I snap on the leashes and we head down the dock, up the ramp and through the gate to the broad busy dock for the short walk to shore. Here we skirt the small patch of beach where a gaggle of children is clambering happily over the hands and face of the Awakening, a 700-foot-long metal sculpture of a giant emerging from the sand, arms and legs outstretched. Up the steps, we find clusters of adults happily snapping photos of each other shaking hands with a life-sized statue of Abraham Lincoln or with their arm around Frederick Douglass. At their left, George Washington doffs his tricorn and welcomes us to American Way.
We walk past them and stroll in the shade of the sycamore trees that line American Way in the style of a Mediterranean boulevard. Here we pass Rosie the Riveter and Henry Ford, and there Winston Churchill and Dwight Eisenhower. We cross a street with Louis Armstrong playing the trumpet on one side, apparently for the benefit of Marilyn Monroe on the other.

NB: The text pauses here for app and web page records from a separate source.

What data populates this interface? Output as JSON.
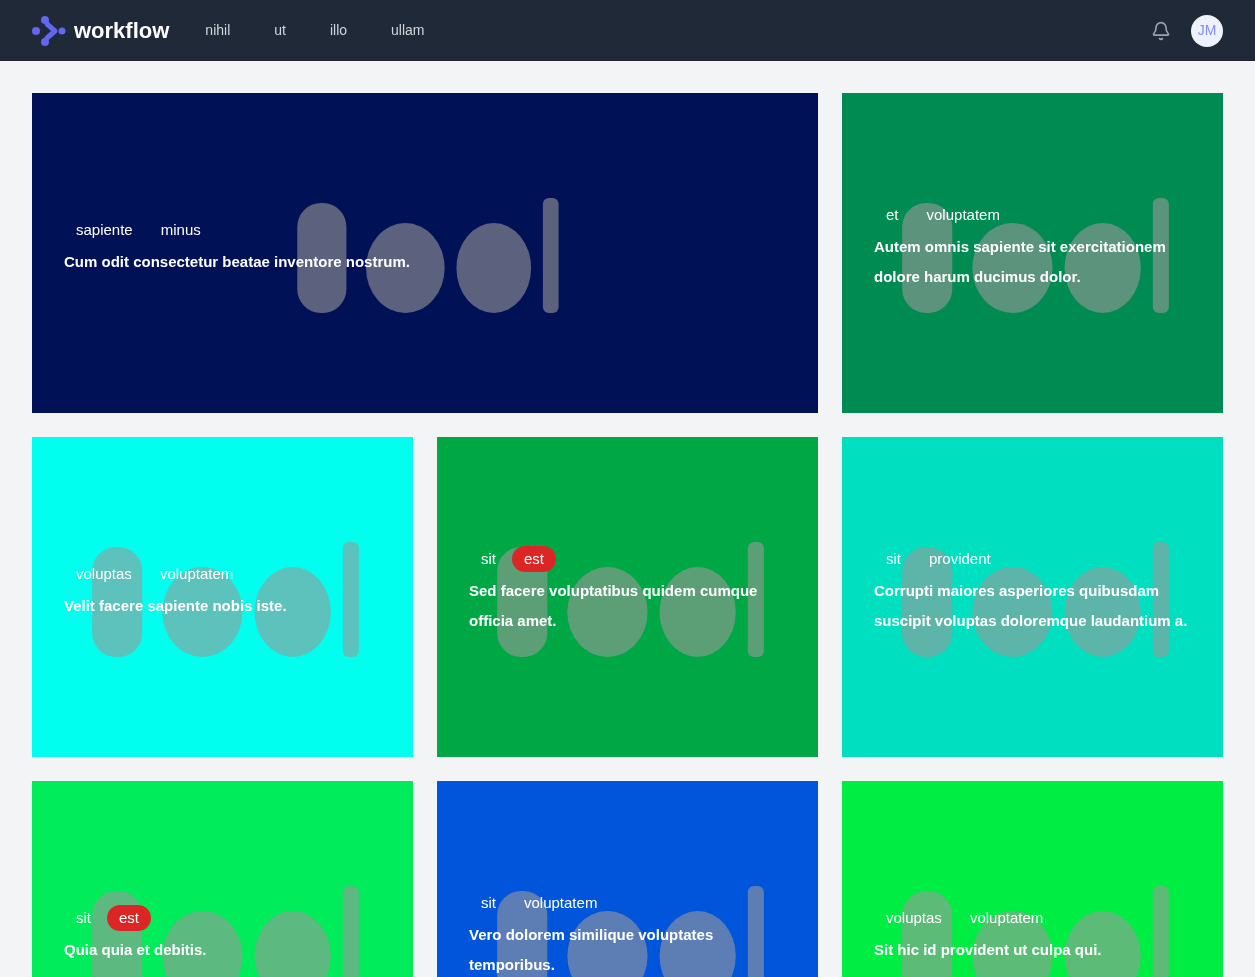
{
  "header": {
    "brand": "workflow",
    "nav": [
      {
        "label": "nihil"
      },
      {
        "label": "ut"
      },
      {
        "label": "illo"
      },
      {
        "label": "ullam"
      }
    ],
    "avatar": "JM"
  },
  "cards": [
    {
      "color": "#001156",
      "wide": true,
      "kind": "picture",
      "tags": [
        {
          "label": "sapiente",
          "highlighted": false
        },
        {
          "label": "minus",
          "highlighted": false
        }
      ],
      "title": "Cum odit consectetur beatae inventore nostrum."
    },
    {
      "color": "#008b52",
      "wide": false,
      "kind": "picture",
      "tags": [
        {
          "label": "et",
          "highlighted": false
        },
        {
          "label": "voluptatem",
          "highlighted": false
        }
      ],
      "title": "Autem omnis sapiente sit exercitationem dolore harum ducimus dolor."
    },
    {
      "color": "#00ffee",
      "wide": false,
      "kind": "picture",
      "tags": [
        {
          "label": "voluptas",
          "highlighted": false
        },
        {
          "label": "voluptatem",
          "highlighted": false
        }
      ],
      "title": "Velit facere sapiente nobis iste."
    },
    {
      "color": "#00a845",
      "wide": false,
      "kind": "picture",
      "tags": [
        {
          "label": "sit",
          "highlighted": false
        },
        {
          "label": "est",
          "highlighted": true
        }
      ],
      "title": "Sed facere voluptatibus quidem cumque officia amet."
    },
    {
      "color": "#00dfbf",
      "wide": false,
      "kind": "picture",
      "tags": [
        {
          "label": "sit",
          "highlighted": false
        },
        {
          "label": "provident",
          "highlighted": false
        }
      ],
      "title": "Corrupti maiores asperiores quibusdam suscipit voluptas doloremque laudantium a."
    },
    {
      "color": "#00ec5a",
      "wide": false,
      "kind": "picture",
      "tags": [
        {
          "label": "sit",
          "highlighted": false
        },
        {
          "label": "est",
          "highlighted": true
        }
      ],
      "title": "Quia quia et debitis."
    },
    {
      "color": "#0055db",
      "wide": false,
      "kind": "picture",
      "tags": [
        {
          "label": "sit",
          "highlighted": false
        },
        {
          "label": "voluptatem",
          "highlighted": false
        }
      ],
      "title": "Vero dolorem similique voluptates temporibus."
    },
    {
      "color": "#00ee44",
      "wide": false,
      "kind": "picture",
      "tags": [
        {
          "label": "voluptas",
          "highlighted": false
        },
        {
          "label": "voluptatem",
          "highlighted": false
        }
      ],
      "title": "Sit hic id provident ut culpa qui."
    }
  ]
}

At Marilyn Monroe, we turn right toward the Gaylord Convention Center, where I remember there are some nice bits of grass.
Later, walking back toward the water, I try to pigeon-hole the National Harbor experience. It’s not a real place, because nobody actually works here except the service people and shop-keepers. Even in a tourist destination like St. Augustine or Daytona Beach, there are people going about their everyday lives as librarians and accountants and so forth. But it’s not a theme park either. You don’t pay admission, and you can buy a condo and live here. But although you can live here, it’s not a town either. I’ve been here half a dozen times, and I still can’t figure it out.

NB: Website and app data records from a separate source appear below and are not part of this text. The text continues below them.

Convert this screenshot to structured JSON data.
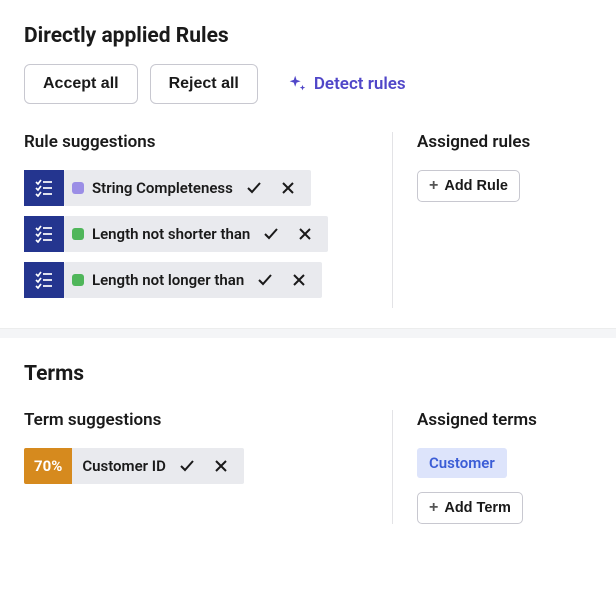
{
  "rules_section": {
    "title": "Directly applied Rules",
    "accept_all_label": "Accept all",
    "reject_all_label": "Reject all",
    "detect_label": "Detect rules",
    "suggestions_title": "Rule suggestions",
    "assigned_title": "Assigned rules",
    "add_rule_label": "Add Rule",
    "suggestions": [
      {
        "label": "String Completeness",
        "color": "purple"
      },
      {
        "label": "Length not shorter than",
        "color": "green"
      },
      {
        "label": "Length not longer than",
        "color": "green"
      }
    ]
  },
  "terms_section": {
    "title": "Terms",
    "suggestions_title": "Term suggestions",
    "assigned_title": "Assigned terms",
    "add_term_label": "Add Term",
    "suggestions": [
      {
        "pct": "70%",
        "label": "Customer ID"
      }
    ],
    "assigned": [
      {
        "label": "Customer"
      }
    ]
  }
}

I give it up and call my friend and occasional cruising companion Kathy who lives in D.C. and talk her into meeting me after work tonight for a visit to the new casino. She arrives and we drive over in her car, since the shuttles seem to stop at 7:00 except on weekends, and a few minutes later step off the elevator into the casino.
What can you say about a $1.2 billion casino and hotel? I don’t know. The casino alone contains 130,000 square feet of uber-cool over-the-top décor—Las Vegas with a few nods to Maryland and the District, like giant stylized cherry blossoms—acres of slot machines, gaming tables, shops and restaurants.

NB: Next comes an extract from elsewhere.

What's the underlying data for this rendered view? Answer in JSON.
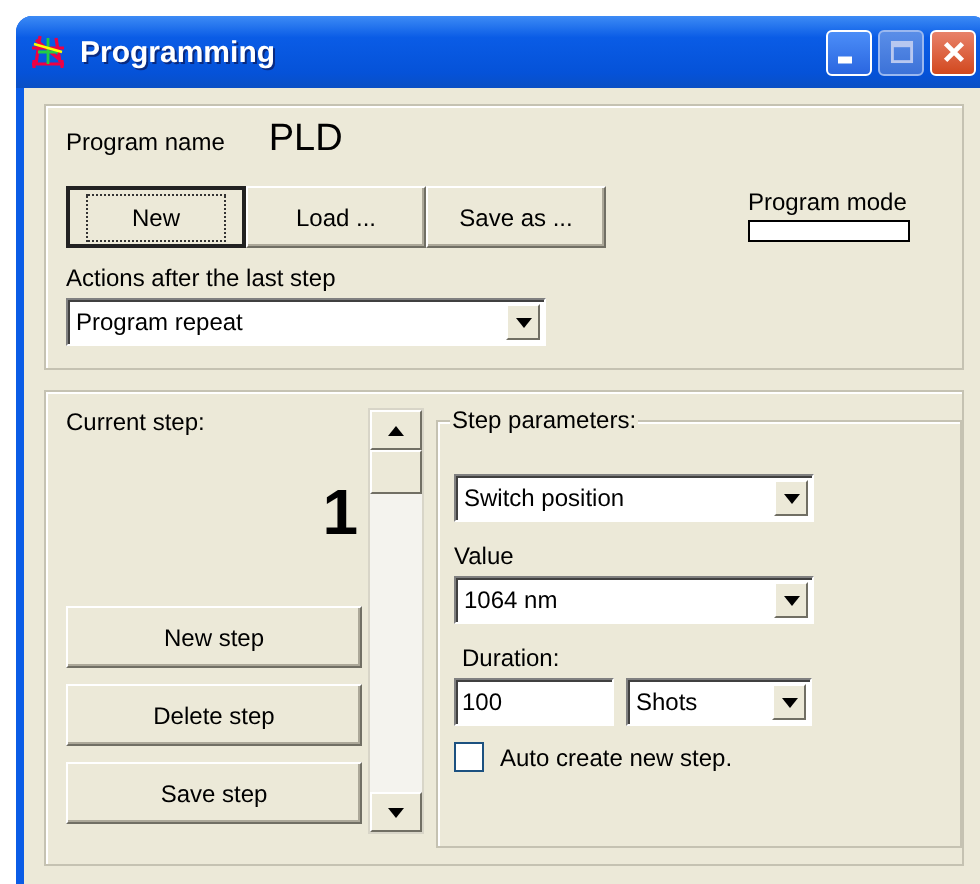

We walk around and through, poking our noses in here and there, admiring the 3-foot high stack of macarons on the counter of Bellagio Patisserie and the glass walls of stilettos at SJP (Sarah Jessica Parker). All the while we are feeling a bit like two gingham-clad Dorothys on the Yellow Brick Road.
So we go to eat, and immediately feel more comfortable. We know how to do this. We choose José Andrés’s restaurant and order with abandon. Shrimp and grits. New England mussels. Maryland crab cakes. Fried Virginia oysters. José’s cheddar biscuits. Atlantic Beach pie.
After dinner, we venture into the gaming rooms, where Kathy studies the instructions for the slot machines and then quickly loses her allotment. We call it a night. It’s been fun, but I’m still feeling my inner Dorothy. Kathy drives back into the city, and I walk out the dock to fetch my own little Totos for their evening walk.
Late that night, I stand in the stern, mesmerized by the 180-foot tall, purple-lighted Ferris wheel and its perfectly reflected twin in the dead-still water below, turning and turning silently in the night. I have checked and rechecked the weather forecast. No change. Gale warnings beginning at noon tomorrow for the Potomac from Point Lookout to Cobb Island. Small craft warnings above Cobb Island.
On the face of it, a calm night before a storm is no different than a calm night before a calm day. Yet the former seems to hold suspended within its slowly vibrating molecules a world of worry and a Pandora’s box of trouble. The important thing, I tell myself, is to get a good early start tomorrow. With that, I tear myself away from the hypnotic spinning wheel and descend into the cabin and bed. Tomorrow, D.C.!